He also appeared to cite Mr Comey's testimony before Congress last year, in which he told Senator Chuck Grassley, a Republican of Iowa, that he had never been an anonymous source to the press nor had he authorised someone else to do the same.

On Monday, as Mr Trump prepared to head off to Florida for a week, his senior counsellor, Kellyanne Conway, sought to undermine Mr Comey's credibility by questioning his controversial decision to reopen the investigation into Hillary Clinton's use of a private emails server 11 days before the November 2016 presidential election.

"This guy swung an election," Ms Conway said on ABC's Good Morning America, seeming to suggest that Mr Comey had contributed to Mr Trump's victory – a theory unlikely to find favour with the president. "He thought the wrong person would win."

She quickly rowed back on that in a tweet, writing: “He did not. He swung and miss [sic] cost her the election.”

“If I ever start considering whose political fortunes will be affected by a decision, we’re done,” Mr Comey said of his thinking at the time, referring to what he believed was the FBI’s responsibility to act as an independent law enforcement agency.

Tribal battle

“We’re no longer that group in America that is apart from the partisans, and that can be trusted. We’re just another player in the tribal battle.”

On Monday, it emerged Mr Trump saw portions of Mr Comey's interview. But he did not watch the entire programme, White House press secretary Sarah Sanders said.

Speaking to reporters on Air Force One, Ms Sanders said Mr Comey was “a self-admitted leaker”.

“I think that his credibility is really at hand, and it’s quite interesting that he would question someone else’s when he has such a lack of credibility himself,” Ms Sanders said.

Mr Trump has also repeatedly zeroed in on former deputy FBI director Andrew McCabe's admission that he authorised an agent to speak anonymously to the press. Mr McCabe was fired last month, two days before he was due to retire. Mr Comey was fired by Mr Trump in May last year because of his investigation into "this Russia thing with Trump and Russia".

There is no evidence Mr Comey or Mr McCabe committed any crimes.

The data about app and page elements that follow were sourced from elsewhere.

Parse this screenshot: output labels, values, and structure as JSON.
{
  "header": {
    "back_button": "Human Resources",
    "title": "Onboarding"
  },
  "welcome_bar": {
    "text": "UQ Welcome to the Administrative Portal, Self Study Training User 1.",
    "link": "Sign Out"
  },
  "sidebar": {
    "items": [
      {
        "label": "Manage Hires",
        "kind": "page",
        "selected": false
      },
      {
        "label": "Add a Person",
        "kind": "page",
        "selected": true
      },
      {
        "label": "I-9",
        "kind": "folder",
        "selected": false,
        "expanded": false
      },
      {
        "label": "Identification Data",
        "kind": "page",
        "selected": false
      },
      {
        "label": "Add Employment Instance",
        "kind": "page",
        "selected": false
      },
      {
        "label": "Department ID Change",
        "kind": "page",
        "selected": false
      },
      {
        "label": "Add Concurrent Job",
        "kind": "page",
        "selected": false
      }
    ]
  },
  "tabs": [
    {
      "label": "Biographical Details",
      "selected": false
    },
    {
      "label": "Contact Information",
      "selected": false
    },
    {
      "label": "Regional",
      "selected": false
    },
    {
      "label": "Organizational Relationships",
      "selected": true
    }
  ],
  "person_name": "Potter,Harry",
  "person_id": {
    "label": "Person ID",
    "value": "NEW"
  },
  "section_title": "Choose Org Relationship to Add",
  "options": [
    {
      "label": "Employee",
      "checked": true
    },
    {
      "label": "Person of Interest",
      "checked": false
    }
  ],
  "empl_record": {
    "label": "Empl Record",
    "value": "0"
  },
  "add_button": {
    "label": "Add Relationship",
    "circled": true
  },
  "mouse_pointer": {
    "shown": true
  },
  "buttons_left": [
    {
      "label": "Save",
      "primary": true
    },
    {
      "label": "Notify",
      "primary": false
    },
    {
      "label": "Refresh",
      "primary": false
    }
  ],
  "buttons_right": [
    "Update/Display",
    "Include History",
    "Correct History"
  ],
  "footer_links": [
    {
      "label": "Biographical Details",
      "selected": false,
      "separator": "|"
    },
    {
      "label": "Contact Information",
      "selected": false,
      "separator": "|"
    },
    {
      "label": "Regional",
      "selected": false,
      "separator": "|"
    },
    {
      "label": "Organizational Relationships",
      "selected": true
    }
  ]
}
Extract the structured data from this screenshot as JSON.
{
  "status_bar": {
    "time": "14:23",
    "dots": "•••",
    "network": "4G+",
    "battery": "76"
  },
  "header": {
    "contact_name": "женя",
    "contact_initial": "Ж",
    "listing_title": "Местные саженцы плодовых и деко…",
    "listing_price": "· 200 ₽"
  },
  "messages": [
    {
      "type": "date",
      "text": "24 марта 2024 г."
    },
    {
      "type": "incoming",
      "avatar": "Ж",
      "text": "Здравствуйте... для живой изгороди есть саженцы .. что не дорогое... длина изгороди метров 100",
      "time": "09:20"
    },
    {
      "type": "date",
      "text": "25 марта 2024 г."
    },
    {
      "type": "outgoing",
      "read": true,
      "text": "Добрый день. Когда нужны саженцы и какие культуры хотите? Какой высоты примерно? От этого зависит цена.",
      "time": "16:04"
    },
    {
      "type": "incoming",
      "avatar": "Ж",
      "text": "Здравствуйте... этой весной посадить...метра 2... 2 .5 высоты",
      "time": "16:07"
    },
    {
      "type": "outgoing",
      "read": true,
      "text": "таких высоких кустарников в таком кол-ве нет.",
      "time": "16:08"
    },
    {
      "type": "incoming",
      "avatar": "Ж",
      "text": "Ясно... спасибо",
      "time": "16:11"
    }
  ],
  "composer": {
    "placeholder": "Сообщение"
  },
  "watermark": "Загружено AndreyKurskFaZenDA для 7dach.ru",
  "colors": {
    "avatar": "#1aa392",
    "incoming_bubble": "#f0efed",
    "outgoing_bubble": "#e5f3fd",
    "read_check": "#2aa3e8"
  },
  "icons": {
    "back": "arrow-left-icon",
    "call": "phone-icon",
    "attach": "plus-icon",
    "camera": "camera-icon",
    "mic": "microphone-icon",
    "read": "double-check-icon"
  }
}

The Trump administration, with the support of the Republican National Committee, has mounted a campaign to discredit Mr Comey amid the release of his book. – Guardian